**WHAT THIS TASK INVOLVES**.
Each line of the records below that contains "include" needs to be copied.
---
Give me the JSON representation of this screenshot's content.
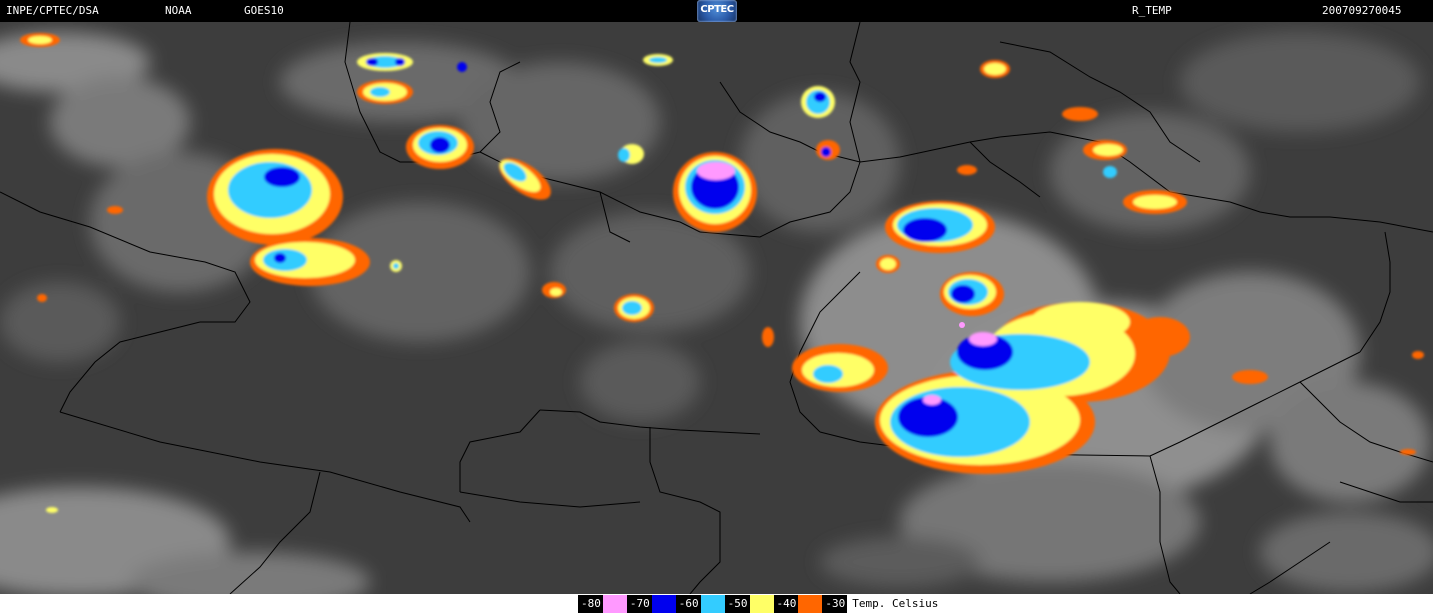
{
  "header": {
    "source": "INPE/CPTEC/DSA",
    "agency": "NOAA",
    "satellite": "GOES10",
    "logo_text": "CPTEC",
    "product": "R_TEMP",
    "datetime": "200709270045"
  },
  "legend": {
    "items": [
      {
        "label": "-80",
        "color": "#ff99ff",
        "name": "legend-item-minus-80"
      },
      {
        "label": "-70",
        "color": "#0000ee",
        "name": "legend-item-minus-70"
      },
      {
        "label": "-60",
        "color": "#33ccff",
        "name": "legend-item-minus-60"
      },
      {
        "label": "-50",
        "color": "#ffff66",
        "name": "legend-item-minus-50"
      },
      {
        "label": "-40",
        "color": "#ff6600",
        "name": "legend-item-minus-40"
      },
      {
        "label": "-30",
        "color": null,
        "name": "legend-item-minus-30"
      }
    ],
    "units": "Temp. Celsius"
  },
  "colors": {
    "background": "#3d3d3d",
    "cloud_light": "#bfbfbf",
    "border_lines": "#000000"
  }
}
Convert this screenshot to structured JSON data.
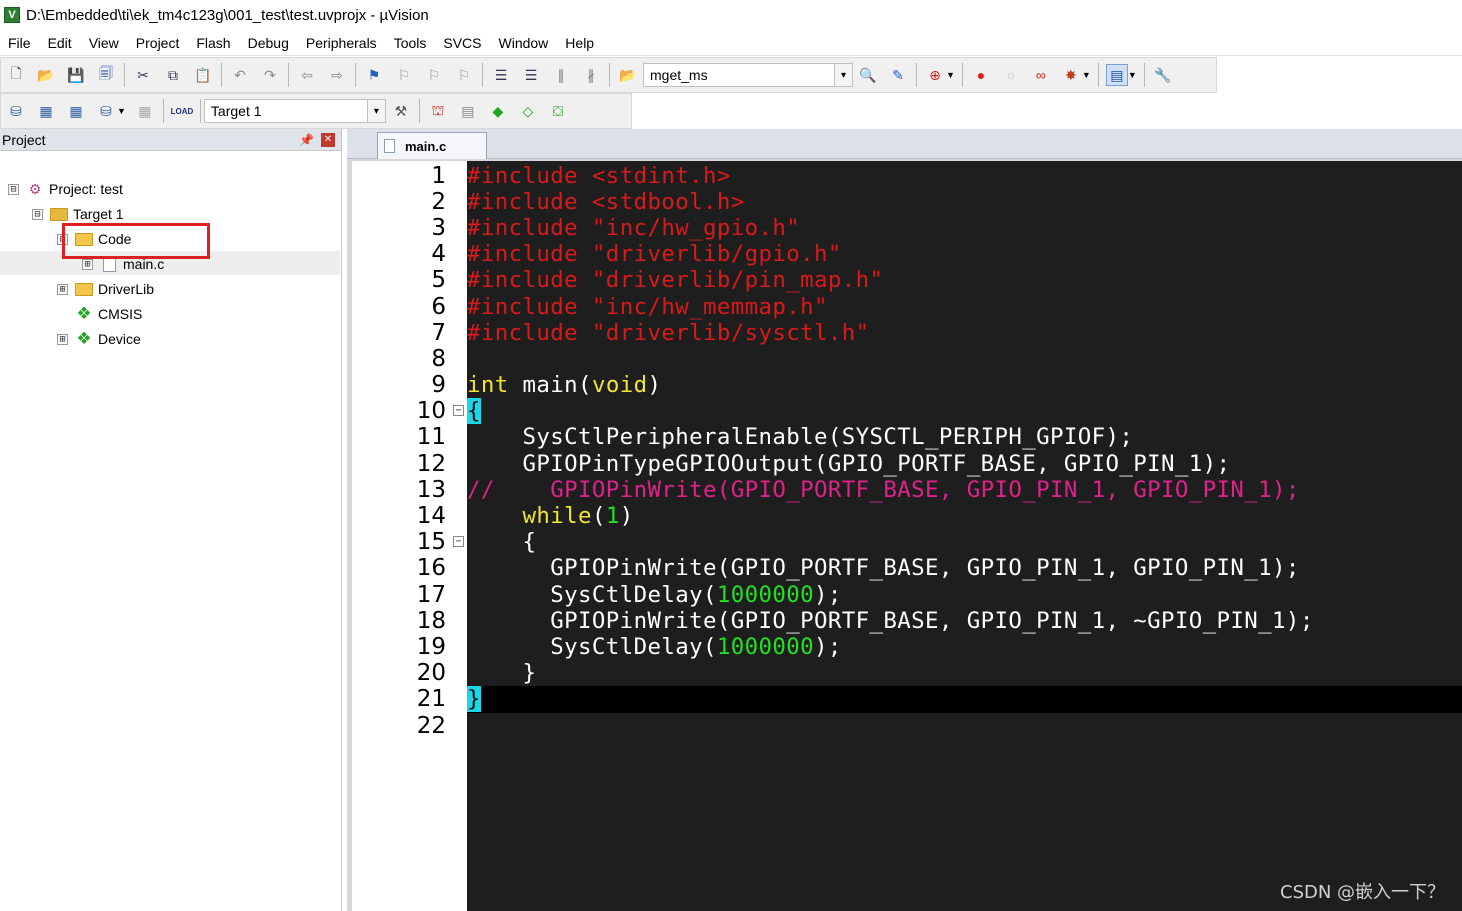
{
  "window": {
    "title": "D:\\Embedded\\ti\\ek_tm4c123g\\001_test\\test.uvprojx - µVision",
    "app_icon_letter": "V"
  },
  "menu": [
    "File",
    "Edit",
    "View",
    "Project",
    "Flash",
    "Debug",
    "Peripherals",
    "Tools",
    "SVCS",
    "Window",
    "Help"
  ],
  "toolbar": {
    "find_value": "mget_ms",
    "target_value": "Target 1",
    "load_label": "LOAD"
  },
  "project_panel": {
    "title": "Project",
    "tree": [
      {
        "label": "Project: test",
        "expander": "⊟",
        "icon": "project-icon"
      },
      {
        "label": "Target 1",
        "expander": "⊟",
        "icon": "target-icon"
      },
      {
        "label": "Code",
        "expander": "⊟",
        "icon": "folder-icon"
      },
      {
        "label": "main.c",
        "expander": "⊞",
        "icon": "file-icon"
      },
      {
        "label": "DriverLib",
        "expander": "⊞",
        "icon": "folder-icon"
      },
      {
        "label": "CMSIS",
        "expander": "",
        "icon": "component-icon"
      },
      {
        "label": "Device",
        "expander": "⊞",
        "icon": "component-icon"
      }
    ]
  },
  "editor": {
    "tab_label": "main.c",
    "line_numbers": [
      "1",
      "2",
      "3",
      "4",
      "5",
      "6",
      "7",
      "8",
      "9",
      "10",
      "11",
      "12",
      "13",
      "14",
      "15",
      "16",
      "17",
      "18",
      "19",
      "20",
      "21",
      "22"
    ],
    "lines": {
      "l1_pp": "#include",
      "l1_arg": " <stdint.h>",
      "l2_pp": "#include",
      "l2_arg": " <stdbool.h>",
      "l3_pp": "#include",
      "l3_arg": " \"inc/hw_gpio.h\"",
      "l4_pp": "#include",
      "l4_arg": " \"driverlib/gpio.h\"",
      "l5_pp": "#include",
      "l5_arg": " \"driverlib/pin_map.h\"",
      "l6_pp": "#include",
      "l6_arg": " \"inc/hw_memmap.h\"",
      "l7_pp": "#include",
      "l7_arg": " \"driverlib/sysctl.h\"",
      "l9_kw1": "int",
      "l9_mid": " main(",
      "l9_kw2": "void",
      "l9_end": ")",
      "l10_brace": "{",
      "l11": "    SysCtlPeripheralEnable(SYSCTL_PERIPH_GPIOF);",
      "l12": "    GPIOPinTypeGPIOOutput(GPIO_PORTF_BASE, GPIO_PIN_1);",
      "l13": "//    GPIOPinWrite(GPIO_PORTF_BASE, GPIO_PIN_1, GPIO_PIN_1);",
      "l14_indent": "    ",
      "l14_kw": "while",
      "l14_open": "(",
      "l14_num": "1",
      "l14_close": ")",
      "l15": "    {",
      "l16": "      GPIOPinWrite(GPIO_PORTF_BASE, GPIO_PIN_1, GPIO_PIN_1);",
      "l17_pre": "      SysCtlDelay(",
      "l17_num": "1000000",
      "l17_post": ");",
      "l18": "      GPIOPinWrite(GPIO_PORTF_BASE, GPIO_PIN_1, ~GPIO_PIN_1);",
      "l19_pre": "      SysCtlDelay(",
      "l19_num": "1000000",
      "l19_post": ");",
      "l20": "    }",
      "l21_brace": "}"
    }
  },
  "watermark": "CSDN @嵌入一下？"
}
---
**THE COMPLETED TASK**.
      "l1_pp": "#include",
      "l2_pp": "#include",
      "l3_pp": "#include",
      "l4_pp": "#include",
      "l5_pp": "#include",
      "l6_pp": "#include",
      "l7_pp": "#include",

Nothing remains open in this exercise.